Look through the lines below and extract any with the word "selfie".
[Data excerpts]
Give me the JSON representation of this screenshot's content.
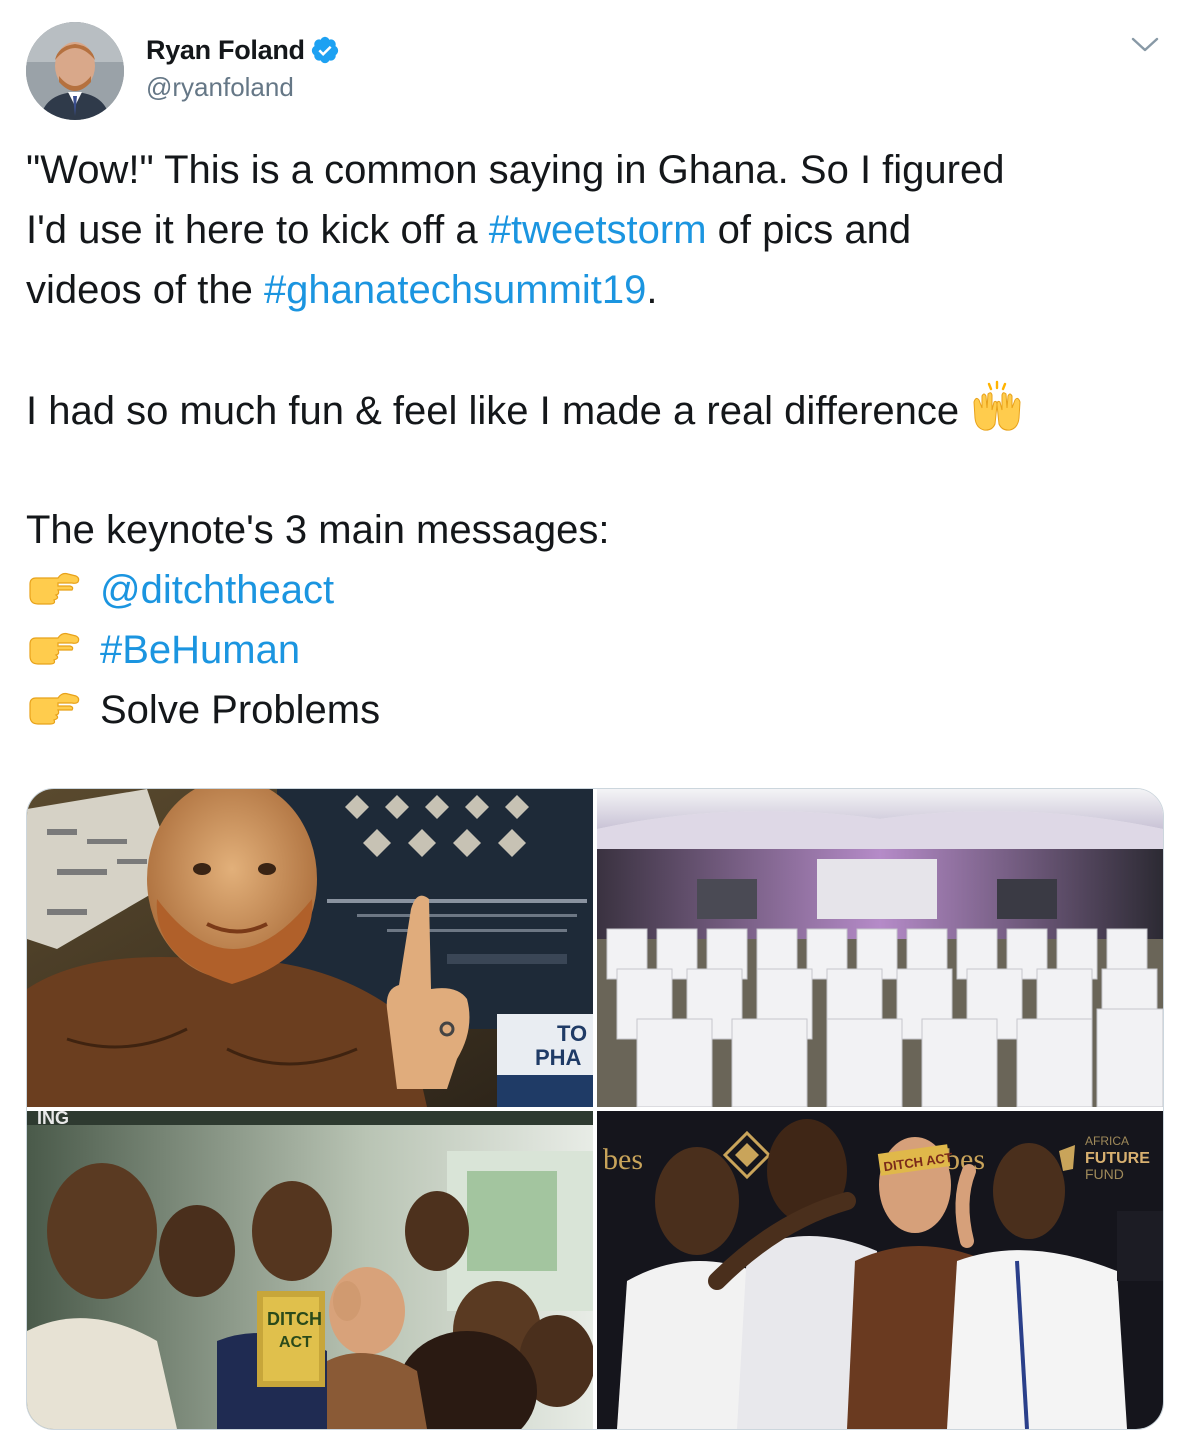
{
  "author": {
    "display_name": "Ryan Foland",
    "handle": "@ryanfoland",
    "verified": true,
    "avatar_icon": "profile-photo"
  },
  "menu": {
    "icon": "chevron-down-icon"
  },
  "tweet": {
    "line1": "\"Wow!\" This is a common saying in Ghana. So I figured",
    "line2_before": "I'd use it here to kick off a ",
    "hashtag_tweetstorm": "#tweetstorm",
    "line2_after": " of pics and",
    "line3_before": "videos of the ",
    "hashtag_summit": "#ghanatechsummit19",
    "line3_after": ".",
    "line4": "I had so much fun & feel like I made a real difference ",
    "line4_emoji": "raising-hands-emoji",
    "line5": "The keynote's 3 main messages:",
    "points": [
      {
        "emoji": "pointing-right-emoji",
        "text": "@ditchtheact",
        "is_link": true
      },
      {
        "emoji": "pointing-right-emoji",
        "text": "#BeHuman",
        "is_link": true
      },
      {
        "emoji": "pointing-right-emoji",
        "text": "Solve Problems",
        "is_link": false
      }
    ]
  },
  "media": {
    "photos": [
      {
        "name": "photo-selfie-pointing",
        "sign_text_1": "TO",
        "sign_text_2": "PHA"
      },
      {
        "name": "photo-empty-event-tent"
      },
      {
        "name": "photo-group-selfie-book",
        "book_text_1": "DITCH",
        "book_text_2": "ACT",
        "banner_text": "ING"
      },
      {
        "name": "photo-group-pointing",
        "backdrop_text_1": "bes",
        "backdrop_text_2": "bes",
        "backdrop_text_3": "FUTURE",
        "backdrop_text_4": "FUND",
        "backdrop_text_5": "AFRICA",
        "cap_text": "DITCH ACT"
      }
    ]
  },
  "colors": {
    "link": "#1b95e0",
    "text": "#14171a",
    "secondary": "#657786",
    "verified": "#1da1f2"
  }
}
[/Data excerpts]
**Response to the exercise:**
        "name": "photo-selfie-pointing",
        "name": "photo-group-selfie-book",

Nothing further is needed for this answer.